- City suspends liquor license for downtown Cape bar; owners say they want to fix problems (3/26/17)7
- Mall aboard: Future requires evolution at West Park Mall (3/24/17)24
- Harbor Freight Tools store coming to Cape (3/29/17)8
- Legal discrimination complaint, ethics complaint filed in Scott City government (3/22/17)13
- Cape school board rejects proposal to allow parochial-school students to play sports (3/28/17)79
- Former Southeast softball coach sues Board of Regents; seeks damages and her job back (3/23/17)15
- 'Construction with finesse' (3/26/17)2
- Chaffee district seeks bond issue for classrooms, property (3/26/17)4
- Lawmakers put prevailing wage in crosshairs; laborers object (2/12/17)10
- Triplett manslaughter case set for July 2018 (3/21/17)2
Asbestos bill has dire consequences
To the editor:
The U.S. Senate is set to debate a far-reaching piece of legislation that will have a dampening effect on hundred of businesses across our state. I refer to the pending Specter-Leahy bill (Senate Bill 852) that would force businesses to pay into an asbestos trust fund. Unfortunately, this business penalty is not tied to its percentage of liability.
Based upon prior asbestos expenditures, many businesses may find their obligation to be $16 million a year for 30 years. I am concerned that a number of smaller companies who rely on insurance to defend their claim may not be aware of this bill's dire and unintended consequences. Many businesses simply will be unable to make these kinds of payments and will seek bankruptcy.
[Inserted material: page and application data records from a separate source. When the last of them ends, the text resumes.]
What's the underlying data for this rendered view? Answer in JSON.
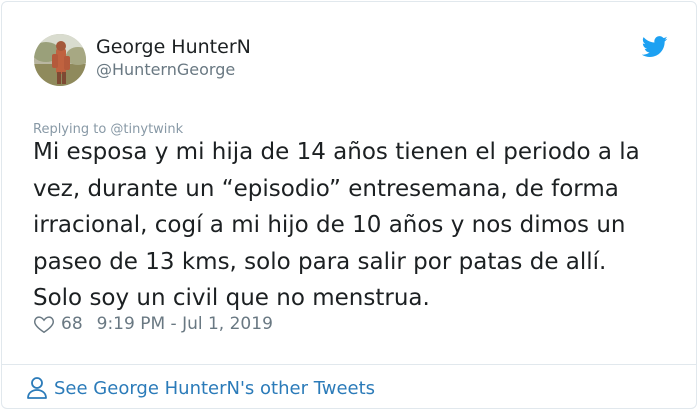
{
  "author": {
    "name": "George HunterN",
    "handle": "@HunternGeorge",
    "avatar_icon": "profile-photo"
  },
  "reply_context": "Replying to @tinytwink",
  "tweet": {
    "text": "Mi esposa y mi hija de 14 años tienen el periodo a la\nvez, durante un “episodio” entresemana, de forma\nirracional, cogí a mi hijo de 10 años y nos dimos un\npaseo de 13 kms, solo para salir por patas de allí.\nSolo soy un civil que no menstrua.",
    "likes": "68",
    "timestamp": "9:19 PM - Jul 1, 2019"
  },
  "footer": {
    "other_tweets_label": "See George HunterN's other Tweets"
  },
  "colors": {
    "twitter_blue": "#1da1f2",
    "link_blue": "#2b7bb9",
    "muted_gray": "#697882",
    "border": "#e1e8ed"
  }
}
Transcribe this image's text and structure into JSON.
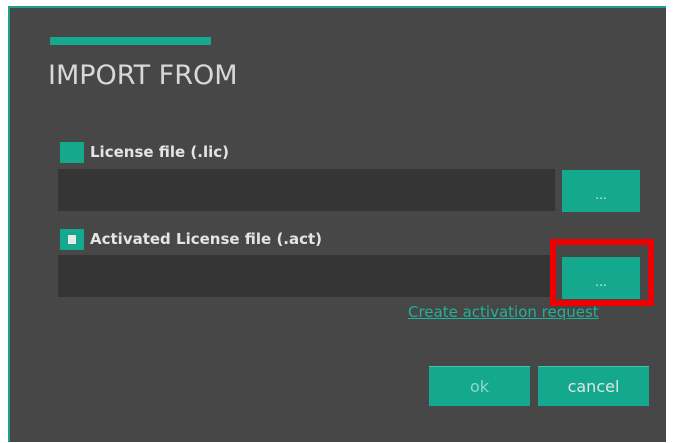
{
  "dialog": {
    "title": "IMPORT FROM"
  },
  "license_file": {
    "checkbox_checked": false,
    "label": "License file (.lic)",
    "value": "",
    "browse_label": "..."
  },
  "activated_file": {
    "checkbox_checked": true,
    "label": "Activated License file (.act)",
    "value": "",
    "browse_label": "..."
  },
  "create_request_link": "Create activation request",
  "buttons": {
    "ok": "ok",
    "cancel": "cancel"
  },
  "colors": {
    "accent": "#14a98f",
    "background": "#474747",
    "field": "#353535",
    "highlight": "#ee0000"
  }
}
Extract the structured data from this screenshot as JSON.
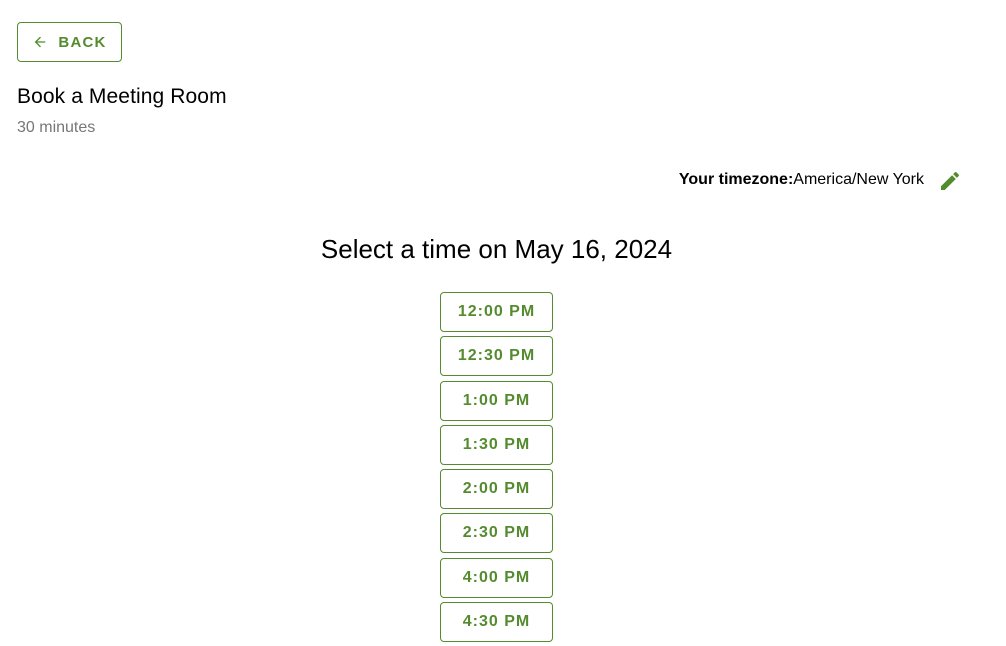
{
  "back_button": {
    "label": "BACK",
    "icon": "arrow-left-icon"
  },
  "event": {
    "title": "Book a Meeting Room",
    "duration": "30 minutes"
  },
  "timezone": {
    "label": "Your timezone:",
    "value": "America/New York",
    "edit_icon": "pencil-icon"
  },
  "heading": "Select a time on May 16, 2024",
  "time_slots": [
    "12:00 PM",
    "12:30 PM",
    "1:00 PM",
    "1:30 PM",
    "2:00 PM",
    "2:30 PM",
    "4:00 PM",
    "4:30 PM"
  ],
  "colors": {
    "accent": "#558b2f",
    "muted_text": "#777777"
  }
}
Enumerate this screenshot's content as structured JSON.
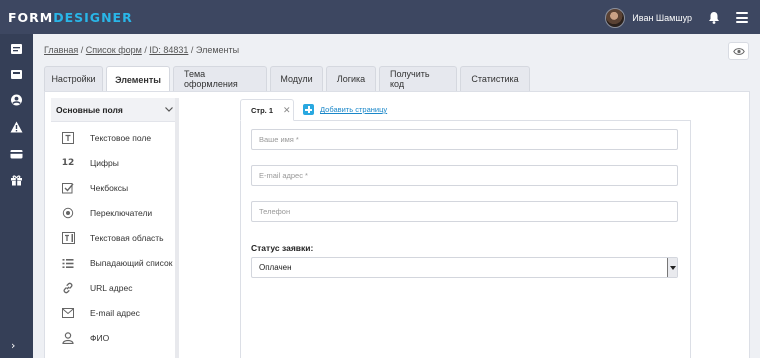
{
  "header": {
    "logo_part1": "FORM",
    "logo_part2": "DESIGNER",
    "user_name": "Иван Шамшур",
    "colors": {
      "bar": "#3d4761",
      "accent": "#29b6e8"
    }
  },
  "rail": {
    "icons": [
      "forms-icon",
      "inbox-icon",
      "user-icon",
      "warning-icon",
      "card-icon",
      "gift-icon"
    ],
    "expand_glyph": "›"
  },
  "breadcrumb": {
    "home": "Главная",
    "sep1": " / ",
    "forms_list": "Список форм",
    "sep2": " / ",
    "form_id": "ID: 84831",
    "sep3": " / ",
    "current": "Элементы"
  },
  "tabs": [
    {
      "label": "Настройки",
      "active": false
    },
    {
      "label": "Элементы",
      "active": true
    },
    {
      "label": "Тема оформления",
      "active": false
    },
    {
      "label": "Модули",
      "active": false
    },
    {
      "label": "Логика",
      "active": false
    },
    {
      "label": "Получить код",
      "active": false
    },
    {
      "label": "Статистика",
      "active": false
    }
  ],
  "elements_panel": {
    "title": "Основные поля",
    "items": [
      {
        "label": "Текстовое поле",
        "icon": "text-field-icon"
      },
      {
        "label": "Цифры",
        "icon": "numbers-icon",
        "glyph": "12"
      },
      {
        "label": "Чекбоксы",
        "icon": "checkbox-icon"
      },
      {
        "label": "Переключатели",
        "icon": "radio-icon"
      },
      {
        "label": "Текстовая область",
        "icon": "textarea-icon"
      },
      {
        "label": "Выпадающий список",
        "icon": "dropdown-list-icon"
      },
      {
        "label": "URL адрес",
        "icon": "link-icon"
      },
      {
        "label": "E-mail адрес",
        "icon": "mail-icon"
      },
      {
        "label": "ФИО",
        "icon": "person-icon"
      }
    ]
  },
  "editor": {
    "page_tab": "Стр. 1",
    "page_tab_close": "✕",
    "add_page": "Добавить страницу",
    "fields": [
      {
        "placeholder": "Ваше имя *"
      },
      {
        "placeholder": "E-mail адрес *"
      },
      {
        "placeholder": "Телефон"
      }
    ],
    "status_label": "Статус заявки:",
    "status_value": "Оплачен"
  }
}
I am urging our senators to defeat the Specter-Leahy bill. Go back to the drawing board and find a solution that is fair, equitable and based upon sound business practices.
PHILLIP A. ORSCHELN, Kansas City, Mo.